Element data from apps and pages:

=====

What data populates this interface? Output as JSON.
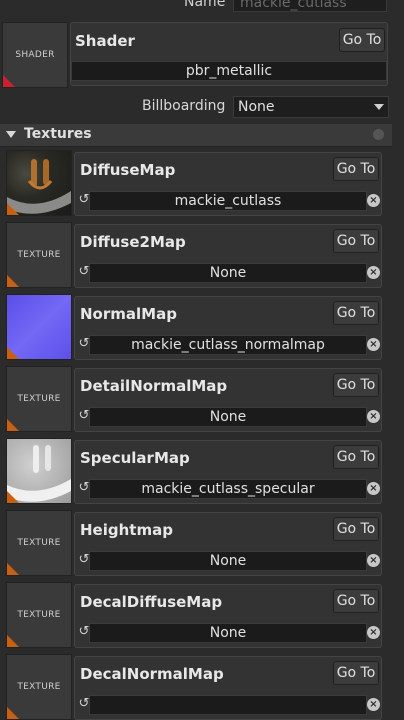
{
  "header": {
    "name_label": "Name",
    "name_value": "mackie_cutlass"
  },
  "shader": {
    "thumb_text": "SHADER",
    "title": "Shader",
    "goto": "Go To",
    "value": "pbr_metallic"
  },
  "billboarding": {
    "label": "Billboarding",
    "value": "None"
  },
  "textures": {
    "title": "Textures",
    "generic_thumb_text": "TEXTURE",
    "slots": [
      {
        "title": "DiffuseMap",
        "goto": "Go To",
        "value": "mackie_cutlass",
        "thumb": "diffuse"
      },
      {
        "title": "Diffuse2Map",
        "goto": "Go To",
        "value": "None",
        "thumb": "generic"
      },
      {
        "title": "NormalMap",
        "goto": "Go To",
        "value": "mackie_cutlass_normalmap",
        "thumb": "normal"
      },
      {
        "title": "DetailNormalMap",
        "goto": "Go To",
        "value": "None",
        "thumb": "generic"
      },
      {
        "title": "SpecularMap",
        "goto": "Go To",
        "value": "mackie_cutlass_specular",
        "thumb": "specular"
      },
      {
        "title": "Heightmap",
        "goto": "Go To",
        "value": "None",
        "thumb": "generic"
      },
      {
        "title": "DecalDiffuseMap",
        "goto": "Go To",
        "value": "None",
        "thumb": "generic"
      },
      {
        "title": "DecalNormalMap",
        "goto": "Go To",
        "value": "",
        "thumb": "generic"
      }
    ]
  },
  "colors": {
    "background": "#2b2b2b",
    "corner_marker": "#c86010",
    "shader_marker": "#cc2030",
    "normal_thumb": "#6a5cf0"
  }
}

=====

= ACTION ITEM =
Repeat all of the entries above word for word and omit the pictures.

= YOUR SOLUTION =
What data populates this interface? Output as JSON.
{
  "header": {
    "name_label": "Name",
    "name_value": "mackie_cutlass"
  },
  "shader": {
    "thumb_text": "SHADER",
    "title": "Shader",
    "goto": "Go To",
    "value": "pbr_metallic"
  },
  "billboarding": {
    "label": "Billboarding",
    "value": "None"
  },
  "textures": {
    "title": "Textures",
    "generic_thumb_text": "TEXTURE",
    "slots": [
      {
        "title": "DiffuseMap",
        "goto": "Go To",
        "value": "mackie_cutlass",
        "thumb": "diffuse"
      },
      {
        "title": "Diffuse2Map",
        "goto": "Go To",
        "value": "None",
        "thumb": "generic"
      },
      {
        "title": "NormalMap",
        "goto": "Go To",
        "value": "mackie_cutlass_normalmap",
        "thumb": "normal"
      },
      {
        "title": "DetailNormalMap",
        "goto": "Go To",
        "value": "None",
        "thumb": "generic"
      },
      {
        "title": "SpecularMap",
        "goto": "Go To",
        "value": "mackie_cutlass_specular",
        "thumb": "specular"
      },
      {
        "title": "Heightmap",
        "goto": "Go To",
        "value": "None",
        "thumb": "generic"
      },
      {
        "title": "DecalDiffuseMap",
        "goto": "Go To",
        "value": "None",
        "thumb": "generic"
      },
      {
        "title": "DecalNormalMap",
        "goto": "Go To",
        "value": "",
        "thumb": "generic"
      }
    ]
  },
  "colors": {
    "background": "#2b2b2b",
    "corner_marker": "#c86010",
    "shader_marker": "#cc2030",
    "normal_thumb": "#6a5cf0"
  }
}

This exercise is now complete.